# SUPPLIED DATA

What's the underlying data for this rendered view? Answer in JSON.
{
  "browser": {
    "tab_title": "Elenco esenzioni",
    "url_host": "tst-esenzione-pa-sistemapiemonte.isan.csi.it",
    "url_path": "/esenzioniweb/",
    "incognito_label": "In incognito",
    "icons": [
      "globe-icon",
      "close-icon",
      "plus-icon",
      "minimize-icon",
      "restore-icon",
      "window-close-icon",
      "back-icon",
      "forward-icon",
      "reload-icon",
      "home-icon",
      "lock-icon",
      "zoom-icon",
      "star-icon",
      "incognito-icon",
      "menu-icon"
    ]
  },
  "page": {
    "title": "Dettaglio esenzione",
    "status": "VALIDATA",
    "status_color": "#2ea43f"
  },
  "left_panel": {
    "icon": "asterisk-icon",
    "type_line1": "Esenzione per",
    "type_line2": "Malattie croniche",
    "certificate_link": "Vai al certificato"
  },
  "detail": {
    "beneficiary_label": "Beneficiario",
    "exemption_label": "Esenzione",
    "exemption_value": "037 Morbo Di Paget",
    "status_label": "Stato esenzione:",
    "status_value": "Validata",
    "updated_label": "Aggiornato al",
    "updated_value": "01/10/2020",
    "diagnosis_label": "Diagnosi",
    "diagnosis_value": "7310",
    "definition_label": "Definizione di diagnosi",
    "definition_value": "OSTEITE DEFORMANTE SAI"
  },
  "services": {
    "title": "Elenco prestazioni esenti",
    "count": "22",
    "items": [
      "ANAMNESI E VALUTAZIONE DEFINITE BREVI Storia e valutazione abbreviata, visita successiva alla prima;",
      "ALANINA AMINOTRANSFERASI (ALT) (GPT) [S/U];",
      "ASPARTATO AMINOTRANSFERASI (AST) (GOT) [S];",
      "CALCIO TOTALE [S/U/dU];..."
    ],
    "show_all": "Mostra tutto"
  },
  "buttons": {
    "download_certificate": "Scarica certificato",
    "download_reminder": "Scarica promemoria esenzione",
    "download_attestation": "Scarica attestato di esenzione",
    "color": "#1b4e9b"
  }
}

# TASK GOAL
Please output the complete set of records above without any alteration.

# SOLVED EXERCISE
What's the underlying data for this rendered view? Answer in JSON.
{
  "browser": {
    "tab_title": "Elenco esenzioni",
    "url_host": "tst-esenzione-pa-sistemapiemonte.isan.csi.it",
    "url_path": "/esenzioniweb/",
    "incognito_label": "In incognito",
    "icons": [
      "globe-icon",
      "close-icon",
      "plus-icon",
      "minimize-icon",
      "restore-icon",
      "window-close-icon",
      "back-icon",
      "forward-icon",
      "reload-icon",
      "home-icon",
      "lock-icon",
      "zoom-icon",
      "star-icon",
      "incognito-icon",
      "menu-icon"
    ]
  },
  "page": {
    "title": "Dettaglio esenzione",
    "status": "VALIDATA",
    "status_color": "#2ea43f"
  },
  "left_panel": {
    "icon": "asterisk-icon",
    "type_line1": "Esenzione per",
    "type_line2": "Malattie croniche",
    "certificate_link": "Vai al certificato"
  },
  "detail": {
    "beneficiary_label": "Beneficiario",
    "exemption_label": "Esenzione",
    "exemption_value": "037 Morbo Di Paget",
    "status_label": "Stato esenzione:",
    "status_value": "Validata",
    "updated_label": "Aggiornato al",
    "updated_value": "01/10/2020",
    "diagnosis_label": "Diagnosi",
    "diagnosis_value": "7310",
    "definition_label": "Definizione di diagnosi",
    "definition_value": "OSTEITE DEFORMANTE SAI"
  },
  "services": {
    "title": "Elenco prestazioni esenti",
    "count": "22",
    "items": [
      "ANAMNESI E VALUTAZIONE DEFINITE BREVI Storia e valutazione abbreviata, visita successiva alla prima;",
      "ALANINA AMINOTRANSFERASI (ALT) (GPT) [S/U];",
      "ASPARTATO AMINOTRANSFERASI (AST) (GOT) [S];",
      "CALCIO TOTALE [S/U/dU];..."
    ],
    "show_all": "Mostra tutto"
  },
  "buttons": {
    "download_certificate": "Scarica certificato",
    "download_reminder": "Scarica promemoria esenzione",
    "download_attestation": "Scarica attestato di esenzione",
    "color": "#1b4e9b"
  }
}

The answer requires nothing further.